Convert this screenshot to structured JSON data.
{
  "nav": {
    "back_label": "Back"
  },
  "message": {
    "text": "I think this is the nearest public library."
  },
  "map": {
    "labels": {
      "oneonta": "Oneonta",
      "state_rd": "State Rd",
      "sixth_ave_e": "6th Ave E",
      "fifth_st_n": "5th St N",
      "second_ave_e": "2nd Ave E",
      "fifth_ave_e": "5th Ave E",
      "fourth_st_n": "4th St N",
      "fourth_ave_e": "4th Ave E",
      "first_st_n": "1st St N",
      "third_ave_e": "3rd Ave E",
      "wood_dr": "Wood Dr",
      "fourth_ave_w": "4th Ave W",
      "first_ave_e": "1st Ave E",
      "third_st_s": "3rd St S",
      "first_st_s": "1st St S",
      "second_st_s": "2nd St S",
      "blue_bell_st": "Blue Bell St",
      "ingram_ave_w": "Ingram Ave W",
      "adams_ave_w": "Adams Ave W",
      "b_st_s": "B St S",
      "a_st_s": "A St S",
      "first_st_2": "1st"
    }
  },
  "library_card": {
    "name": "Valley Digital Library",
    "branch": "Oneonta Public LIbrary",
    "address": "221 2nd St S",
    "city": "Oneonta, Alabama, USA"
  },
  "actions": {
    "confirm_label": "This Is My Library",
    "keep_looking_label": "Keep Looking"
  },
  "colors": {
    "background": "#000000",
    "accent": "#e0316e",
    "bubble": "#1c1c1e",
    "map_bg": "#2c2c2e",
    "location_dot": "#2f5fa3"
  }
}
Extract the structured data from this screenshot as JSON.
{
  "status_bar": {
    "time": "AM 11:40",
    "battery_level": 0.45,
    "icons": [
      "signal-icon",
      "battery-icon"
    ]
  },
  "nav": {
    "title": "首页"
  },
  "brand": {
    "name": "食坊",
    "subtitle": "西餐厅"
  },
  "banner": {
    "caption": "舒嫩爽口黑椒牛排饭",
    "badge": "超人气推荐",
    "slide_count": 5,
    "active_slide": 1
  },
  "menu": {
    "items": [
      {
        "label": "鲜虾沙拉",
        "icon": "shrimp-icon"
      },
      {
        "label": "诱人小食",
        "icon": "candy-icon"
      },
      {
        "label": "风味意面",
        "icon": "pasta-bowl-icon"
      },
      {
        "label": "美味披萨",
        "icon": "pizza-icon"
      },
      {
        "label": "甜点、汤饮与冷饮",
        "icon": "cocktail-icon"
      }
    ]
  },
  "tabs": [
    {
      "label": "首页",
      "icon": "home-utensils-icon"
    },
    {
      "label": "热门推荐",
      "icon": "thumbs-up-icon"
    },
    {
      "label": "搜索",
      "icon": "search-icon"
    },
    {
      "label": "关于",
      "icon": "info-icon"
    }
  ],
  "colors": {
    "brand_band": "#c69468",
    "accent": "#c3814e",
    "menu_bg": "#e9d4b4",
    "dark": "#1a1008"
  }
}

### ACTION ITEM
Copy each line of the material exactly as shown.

### TASK RESULT
Convert this screenshot to structured JSON data.
{
  "nav": {
    "back_label": "Back"
  },
  "message": {
    "text": "I think this is the nearest public library."
  },
  "map": {
    "labels": {
      "oneonta": "Oneonta",
      "state_rd": "State Rd",
      "sixth_ave_e": "6th Ave E",
      "fifth_st_n": "5th St N",
      "second_ave_e": "2nd Ave E",
      "fifth_ave_e": "5th Ave E",
      "fourth_st_n": "4th St N",
      "fourth_ave_e": "4th Ave E",
      "first_st_n": "1st St N",
      "third_ave_e": "3rd Ave E",
      "wood_dr": "Wood Dr",
      "fourth_ave_w": "4th Ave W",
      "first_ave_e": "1st Ave E",
      "third_st_s": "3rd St S",
      "first_st_s": "1st St S",
      "second_st_s": "2nd St S",
      "blue_bell_st": "Blue Bell St",
      "ingram_ave_w": "Ingram Ave W",
      "adams_ave_w": "Adams Ave W",
      "b_st_s": "B St S",
      "a_st_s": "A St S",
      "first_st_2": "1st"
    }
  },
  "library_card": {
    "name": "Valley Digital Library",
    "branch": "Oneonta Public LIbrary",
    "address": "221 2nd St S",
    "city": "Oneonta, Alabama, USA"
  },
  "actions": {
    "confirm_label": "This Is My Library",
    "keep_looking_label": "Keep Looking"
  },
  "colors": {
    "background": "#000000",
    "accent": "#e0316e",
    "bubble": "#1c1c1e",
    "map_bg": "#2c2c2e",
    "location_dot": "#2f5fa3"
  }
}
Extract the structured data from this screenshot as JSON.
{
  "status_bar": {
    "time": "AM 11:40",
    "battery_level": 0.45,
    "icons": [
      "signal-icon",
      "battery-icon"
    ]
  },
  "nav": {
    "title": "首页"
  },
  "brand": {
    "name": "食坊",
    "subtitle": "西餐厅"
  },
  "banner": {
    "caption": "舒嫩爽口黑椒牛排饭",
    "badge": "超人气推荐",
    "slide_count": 5,
    "active_slide": 1
  },
  "menu": {
    "items": [
      {
        "label": "鲜虾沙拉",
        "icon": "shrimp-icon"
      },
      {
        "label": "诱人小食",
        "icon": "candy-icon"
      },
      {
        "label": "风味意面",
        "icon": "pasta-bowl-icon"
      },
      {
        "label": "美味披萨",
        "icon": "pizza-icon"
      },
      {
        "label": "甜点、汤饮与冷饮",
        "icon": "cocktail-icon"
      }
    ]
  },
  "tabs": [
    {
      "label": "首页",
      "icon": "home-utensils-icon"
    },
    {
      "label": "热门推荐",
      "icon": "thumbs-up-icon"
    },
    {
      "label": "搜索",
      "icon": "search-icon"
    },
    {
      "label": "关于",
      "icon": "info-icon"
    }
  ],
  "colors": {
    "brand_band": "#c69468",
    "accent": "#c3814e",
    "menu_bg": "#e9d4b4",
    "dark": "#1a1008"
  }
}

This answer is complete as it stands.